Reclining on a purple velvet throne, inside his castle – a sixth-floor office in a grey tower block in central London – Karl Gregory is reeling off some of his favourite statistics. ” He whisks a print-out from a pile of papers on his desk and prods a blurry image in the middle.
“517,000 relationships, 92,000 marriages and around a million babies,” he grins. It’s a picture of a customer’s baby scan under the words: “all thanks to Match.com”.
“Mention Match.com, and see how many say they met their partner on there, or encouraged a relative to go on it, or know someone who has.” When launched in April 1995, there were only 25 million internet users worldwide, compared to 2.92 billion in 2015.
Having web access at home – like owning a mobile phone - was considered quite exotic. It promised a clever algorithm, which used character traits and interests to pair users with their perfect partner. At first, online dating occupied a seedy corner of the internet, ranking in people’s minds just above red light services.
“It started off as sheer geek territory,” says Gregory. Stigma was high.” Jane Stuart barely told anyone when she set up a profile on the site in 2001.
“I had just broken up with somebody and I decided, aged 53, that maybe it was time to get married,” says Freddie.
In his first TV interview, Kremen wore a tie-dyed shirt and sat on a beanbag.
“will bring more love to the planet than anything since Jesus Christ,” he pronounced.
“I was worried that people would think I couldn’t get a boyfriend normally.

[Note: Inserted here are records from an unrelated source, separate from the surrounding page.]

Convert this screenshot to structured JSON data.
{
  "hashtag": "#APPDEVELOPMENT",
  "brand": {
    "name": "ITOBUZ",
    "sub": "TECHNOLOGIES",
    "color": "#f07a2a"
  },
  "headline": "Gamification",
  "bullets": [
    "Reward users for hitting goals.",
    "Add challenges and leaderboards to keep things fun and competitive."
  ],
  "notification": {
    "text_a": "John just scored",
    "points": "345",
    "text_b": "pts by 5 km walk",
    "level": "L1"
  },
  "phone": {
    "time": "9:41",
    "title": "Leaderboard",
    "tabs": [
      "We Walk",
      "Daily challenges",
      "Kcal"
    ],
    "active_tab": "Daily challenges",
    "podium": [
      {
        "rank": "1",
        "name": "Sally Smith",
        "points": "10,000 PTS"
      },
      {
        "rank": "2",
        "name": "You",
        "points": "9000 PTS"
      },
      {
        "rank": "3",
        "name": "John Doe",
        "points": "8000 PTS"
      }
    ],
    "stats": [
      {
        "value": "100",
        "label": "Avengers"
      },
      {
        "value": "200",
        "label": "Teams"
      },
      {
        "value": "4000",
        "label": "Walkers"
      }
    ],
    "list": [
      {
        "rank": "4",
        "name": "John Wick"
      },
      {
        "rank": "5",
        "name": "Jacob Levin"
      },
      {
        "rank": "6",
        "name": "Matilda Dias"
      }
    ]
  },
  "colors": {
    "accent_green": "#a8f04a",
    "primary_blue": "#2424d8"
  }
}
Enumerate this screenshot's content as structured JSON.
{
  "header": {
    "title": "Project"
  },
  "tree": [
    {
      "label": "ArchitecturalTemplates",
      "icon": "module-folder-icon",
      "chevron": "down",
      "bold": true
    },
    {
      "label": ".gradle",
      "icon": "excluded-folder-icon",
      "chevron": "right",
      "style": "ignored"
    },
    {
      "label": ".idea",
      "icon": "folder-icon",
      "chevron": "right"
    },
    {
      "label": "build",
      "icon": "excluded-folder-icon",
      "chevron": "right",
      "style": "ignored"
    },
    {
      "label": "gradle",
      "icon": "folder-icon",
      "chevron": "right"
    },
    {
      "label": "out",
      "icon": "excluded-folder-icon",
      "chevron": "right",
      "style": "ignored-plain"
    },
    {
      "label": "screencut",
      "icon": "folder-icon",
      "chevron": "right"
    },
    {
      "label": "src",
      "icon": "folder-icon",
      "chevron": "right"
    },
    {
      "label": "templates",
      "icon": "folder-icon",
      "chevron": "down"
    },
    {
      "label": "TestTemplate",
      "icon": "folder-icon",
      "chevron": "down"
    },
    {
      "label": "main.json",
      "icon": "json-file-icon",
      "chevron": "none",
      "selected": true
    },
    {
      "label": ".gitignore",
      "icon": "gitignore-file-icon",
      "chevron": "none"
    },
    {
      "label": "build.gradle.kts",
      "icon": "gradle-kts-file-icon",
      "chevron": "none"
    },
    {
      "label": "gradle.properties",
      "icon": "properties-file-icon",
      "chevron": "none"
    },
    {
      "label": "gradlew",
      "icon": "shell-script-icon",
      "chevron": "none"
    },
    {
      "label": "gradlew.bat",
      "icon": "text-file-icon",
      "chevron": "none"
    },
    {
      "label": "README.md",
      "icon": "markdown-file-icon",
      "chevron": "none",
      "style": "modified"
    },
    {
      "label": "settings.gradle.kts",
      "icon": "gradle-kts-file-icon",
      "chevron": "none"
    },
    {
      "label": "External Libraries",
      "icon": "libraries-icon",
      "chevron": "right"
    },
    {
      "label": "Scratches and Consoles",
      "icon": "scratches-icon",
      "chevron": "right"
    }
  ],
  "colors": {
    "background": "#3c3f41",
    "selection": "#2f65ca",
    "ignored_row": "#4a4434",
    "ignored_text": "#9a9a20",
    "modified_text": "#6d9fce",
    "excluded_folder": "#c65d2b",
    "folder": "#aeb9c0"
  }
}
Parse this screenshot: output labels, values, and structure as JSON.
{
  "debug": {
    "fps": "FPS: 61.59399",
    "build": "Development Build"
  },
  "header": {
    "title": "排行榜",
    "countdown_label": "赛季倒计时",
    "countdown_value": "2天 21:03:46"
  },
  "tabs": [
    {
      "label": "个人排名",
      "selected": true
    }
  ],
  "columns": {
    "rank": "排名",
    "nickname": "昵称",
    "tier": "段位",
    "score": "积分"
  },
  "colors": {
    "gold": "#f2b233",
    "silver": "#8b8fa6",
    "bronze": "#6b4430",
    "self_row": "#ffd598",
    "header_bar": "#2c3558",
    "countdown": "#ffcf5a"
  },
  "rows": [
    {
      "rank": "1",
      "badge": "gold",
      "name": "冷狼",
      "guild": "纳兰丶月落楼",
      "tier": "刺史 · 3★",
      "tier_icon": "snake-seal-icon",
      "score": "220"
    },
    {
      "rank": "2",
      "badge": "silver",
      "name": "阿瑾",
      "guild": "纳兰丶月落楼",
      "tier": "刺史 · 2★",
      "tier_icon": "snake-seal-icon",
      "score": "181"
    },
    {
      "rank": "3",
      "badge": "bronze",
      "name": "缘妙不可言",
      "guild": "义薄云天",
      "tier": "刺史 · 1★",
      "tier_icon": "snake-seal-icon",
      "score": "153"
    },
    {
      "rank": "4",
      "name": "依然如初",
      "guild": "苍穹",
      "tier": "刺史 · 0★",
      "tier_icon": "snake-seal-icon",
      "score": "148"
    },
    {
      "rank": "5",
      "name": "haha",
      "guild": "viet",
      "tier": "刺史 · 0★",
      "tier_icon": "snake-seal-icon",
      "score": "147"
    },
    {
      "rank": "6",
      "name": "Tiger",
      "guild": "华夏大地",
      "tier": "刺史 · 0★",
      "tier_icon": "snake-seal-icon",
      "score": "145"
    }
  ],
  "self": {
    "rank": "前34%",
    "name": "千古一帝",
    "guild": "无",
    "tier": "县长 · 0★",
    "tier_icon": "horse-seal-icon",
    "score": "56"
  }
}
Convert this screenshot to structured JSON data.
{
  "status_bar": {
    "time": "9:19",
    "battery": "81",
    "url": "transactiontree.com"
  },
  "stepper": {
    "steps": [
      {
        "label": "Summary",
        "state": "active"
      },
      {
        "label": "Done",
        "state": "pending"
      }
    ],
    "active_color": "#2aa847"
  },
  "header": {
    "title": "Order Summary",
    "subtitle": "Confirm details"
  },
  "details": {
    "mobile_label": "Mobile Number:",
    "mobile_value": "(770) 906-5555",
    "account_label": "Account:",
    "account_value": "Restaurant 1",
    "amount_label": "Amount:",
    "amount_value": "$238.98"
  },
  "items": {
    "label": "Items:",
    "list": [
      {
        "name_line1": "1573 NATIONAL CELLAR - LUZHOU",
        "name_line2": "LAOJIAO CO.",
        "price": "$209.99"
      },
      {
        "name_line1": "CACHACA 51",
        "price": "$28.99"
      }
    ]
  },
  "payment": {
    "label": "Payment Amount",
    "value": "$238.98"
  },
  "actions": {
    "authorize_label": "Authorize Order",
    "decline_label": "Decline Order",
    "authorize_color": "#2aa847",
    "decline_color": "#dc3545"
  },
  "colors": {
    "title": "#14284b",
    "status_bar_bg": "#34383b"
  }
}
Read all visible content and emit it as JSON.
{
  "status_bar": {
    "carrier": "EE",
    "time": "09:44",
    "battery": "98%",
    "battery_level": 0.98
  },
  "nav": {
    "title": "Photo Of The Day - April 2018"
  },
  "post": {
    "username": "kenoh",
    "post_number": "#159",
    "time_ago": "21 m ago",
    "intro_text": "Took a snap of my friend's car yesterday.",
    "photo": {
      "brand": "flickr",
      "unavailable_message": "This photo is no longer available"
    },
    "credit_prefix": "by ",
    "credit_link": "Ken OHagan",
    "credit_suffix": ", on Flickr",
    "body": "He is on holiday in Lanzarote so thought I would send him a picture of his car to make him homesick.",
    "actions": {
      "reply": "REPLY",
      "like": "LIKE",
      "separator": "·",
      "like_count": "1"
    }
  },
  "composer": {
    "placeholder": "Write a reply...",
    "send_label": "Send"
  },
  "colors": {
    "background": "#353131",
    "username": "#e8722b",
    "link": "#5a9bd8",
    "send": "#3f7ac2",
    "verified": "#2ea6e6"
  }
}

Things were different, too – I didn’t have a laptop and certainly didn’t have internet on my phone, so I was logging on in my lunch break at work.” Then, Jane, a 28-year-old travel saleswoman from Twickenham, west London, came across Andreas Palikiras, an olive-skinned marketing manager from Corfu.
Fourteen years later, the pair are married, with twin four-year-old daughters, and, rather aptly, their own Greek wedding business.